DEPUTY PRIME MINISTER:

I’ve always been very clear on this. Coal mining, [inaudible] close down coal mining, well they’ll send our nation broke. That doesn’t mean that we want a coal mine in the middle of your living room, there are certain areas where it’s appropriate, certain areas where it’s not appropriate, the middle of prime agricultural land it’s not appropriate, but in other areas of course it’s appropriate. What the Greens are always trying to do, is get you in this binary position, where they are either totally for coal mining or totally against it. That’s just not a very sophisticated [inaudible]. Might be a very clever political approach, but it’s not a very sophisticated approach, I support coal mining and I’ll give you a big one that should be going right now, that’s Adani in central Queensland, massive investment, why is it being held up, why isn’t this thing moving. This is about a $16 billion investment and the people up there are screaming out for it. Let’s get the mines in the areas where it’s appropriate. That does not mean you support it carte blanche. To be quite frank, there’s coal underneath Sydney, I don’t think Scott is going to be very happy if they go down and say mate, I’m going to put one in the Shire.

TREASURER:

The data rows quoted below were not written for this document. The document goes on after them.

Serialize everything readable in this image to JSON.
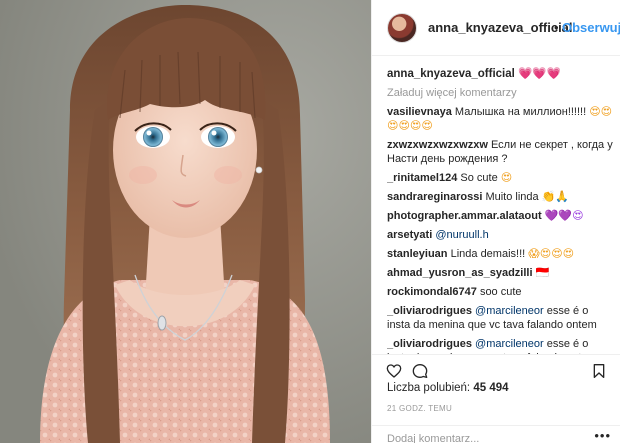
{
  "header": {
    "username": "anna_knyazeva_official",
    "separator": "•",
    "follow_label": "Obserwuj"
  },
  "caption": {
    "username": "anna_knyazeva_official",
    "text": "💗💗💗"
  },
  "load_more_label": "Załaduj więcej komentarzy",
  "comments": [
    {
      "username": "vasilievnaya",
      "text": "Малышка на миллион!!!!!!",
      "emoji": "😍😍😍😍😍😍"
    },
    {
      "username": "zxwzxwzxwzxwzxw",
      "text": "Если не секрет , когда у Насти день рождения ?",
      "emoji": ""
    },
    {
      "username": "_rinitamel124",
      "text": "So cute",
      "emoji": "😍"
    },
    {
      "username": "sandrareginarossi",
      "text": "Muito linda",
      "emoji": "👏🙏"
    },
    {
      "username": "photographer.ammar.alataout",
      "text": "",
      "emoji": "💜💜😍"
    },
    {
      "username": "arsetyati",
      "mention": "@nuruull.h",
      "text": "",
      "emoji": ""
    },
    {
      "username": "stanleyiuan",
      "text": "Linda demais!!!",
      "emoji": "😱😍😍😍"
    },
    {
      "username": "ahmad_yusron_as_syadzilli",
      "text": "",
      "emoji": "🇮🇩"
    },
    {
      "username": "rockimondal6747",
      "text": "soo cute",
      "emoji": ""
    },
    {
      "username": "_oliviarodrigues",
      "mention": "@marcileneor",
      "text": "esse é o insta da menina que vc tava falando ontem",
      "emoji": ""
    },
    {
      "username": "_oliviarodrigues",
      "mention": "@marcileneor",
      "text": "esse é o insta da menina que vc tava falando ontem",
      "emoji": ""
    }
  ],
  "likes": {
    "label": "Liczba polubień:",
    "count": "45 494"
  },
  "time_ago": "21 GODZ. TEMU",
  "add_comment": {
    "placeholder": "Dodaj komentarz...",
    "more": "•••"
  },
  "icons": {
    "like": "heart-icon",
    "comment": "comment-icon",
    "save": "bookmark-icon",
    "avatar": "profile-avatar"
  },
  "colors": {
    "link": "#3897f0",
    "mention": "#003569",
    "muted": "#999999",
    "text": "#262626",
    "border": "#efefef"
  }
}
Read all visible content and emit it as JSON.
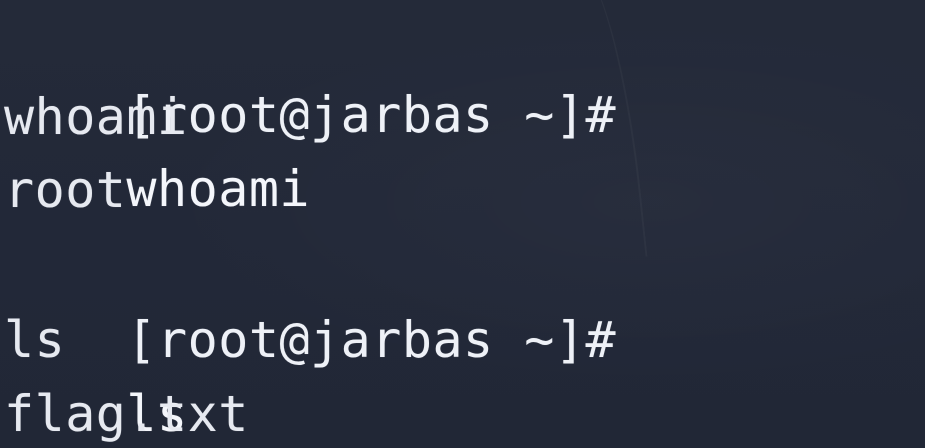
{
  "terminal": {
    "lines": [
      {
        "prompt": "[root@jarbas ~]#",
        "command": "whoami"
      },
      {
        "text": "whoami"
      },
      {
        "text": "root"
      },
      {
        "prompt": "[root@jarbas ~]#",
        "command": "ls"
      },
      {
        "text": "ls"
      },
      {
        "text": "flag.txt"
      }
    ]
  },
  "colors": {
    "background": "#232a38",
    "foreground": "#e9ecf2"
  }
}
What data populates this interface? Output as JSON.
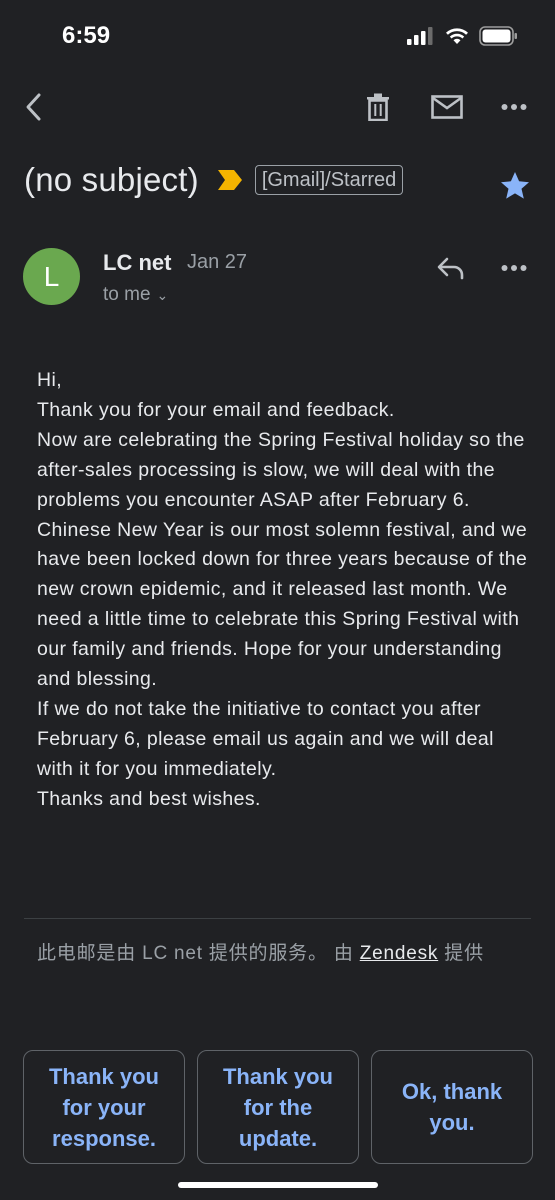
{
  "status": {
    "time": "6:59"
  },
  "email": {
    "subject": "(no subject)",
    "label": "[Gmail]/Starred",
    "sender": {
      "initial": "L",
      "name": "LC net",
      "date": "Jan 27",
      "recipient": "to me"
    },
    "body": [
      "Hi,",
      "Thank you for your email and feedback.",
      "Now are celebrating the Spring Festival holiday so the after-sales processing is slow, we will deal with the problems you encounter ASAP after February 6.",
      "Chinese New Year is our most solemn festival, and we have been locked down for three years because of the new crown epidemic, and it released last month. We need a little time to celebrate this Spring Festival with our family and friends. Hope for your understanding and blessing.",
      "If we do not take the initiative to contact you after February 6, please email us again and we will deal with it for you immediately.",
      "Thanks and best wishes."
    ],
    "footer": {
      "prefix": "此电邮是由 LC net 提供的服务。 由 ",
      "link": "Zendesk",
      "suffix": " 提供"
    }
  },
  "smart_replies": [
    "Thank you for your response.",
    "Thank you for the update.",
    "Ok, thank you."
  ],
  "colors": {
    "background": "#202124",
    "accent": "#8ab4f8",
    "star": "#8ab4f8",
    "important": "#f4b400",
    "avatar": "#6aa84f"
  }
}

The DPM is absolutely right when it comes to this. It’s not a carte blanche, but what we are saying is a government we don’t reject the coal has in our energy future. We’ve got five coal-fired power stations, that over the next 10 years are going to close because of their economic life, and we’ve got one closing down in Hazelwood, and the Labor party is cheering that process on. They’re actually cheering on the closure of those stations and the loss of jobs that has happened. That’s what they wanted to happen. That was the point of their policies. That’s what they were designed to do. When you look at the hurt of what’s happening in places around Hazelwood, you feel for the people who are affected in those areas, and that’s why we’ve taken the actions that we have, but as Barnaby says, that doesn’t mean you open up one anywhere. You be sensible about it. Making sure we keep our coal-fired stations open as long as we can to ensure that we have that continued base load support is critical while we move to other technologies and new things are developed. Particularly in storage where I know the Prime Minister is incredibly focused. More affordable energy for businesses and households, for families, is what the coalition stands for, and the Labor party is just driven completely by ideology.

QUESTION:

Mr Morrison you went to Willow Tree last night… [inaudible]

TREASURER: I watched the Sharks beat the Raiders too last night, when I was there, it was a very good win. How good was that?

QUESTION:

[Inaudible] Your Government signed off on that when it has the chance to reject it, now the New South Wales Government is [inaudible] did you get it wrong? Did your Government get it wrong?

TREASURER:

I think Barnaby has already covered off on that.

DEPUTY PRIME MINISTER:

First of all, we put more conditions, we get right to the edge of what we could do before you’d end up in the High Court. Greg Hunt, and all the commissions, that [inaudible], I think of the 17 steps, the Federal Government is response for one of them, the rest were the State Government’s responsibility. There is no [inaudible]. People know the views I have about prime agricultural land, and what was granted there was an application to investigate where [inaudible], it’s an exploration licence, not a mining license. An exploration license. Now, it’s quite obvious the concerns that are held there, [inaudible]. It’s no longer in the electorate but that doesn’t excuse me of it. I have been following this issue through all the way along, BHP is no longer going forward with their mine. I think that’s a pretty good indicator of what people think.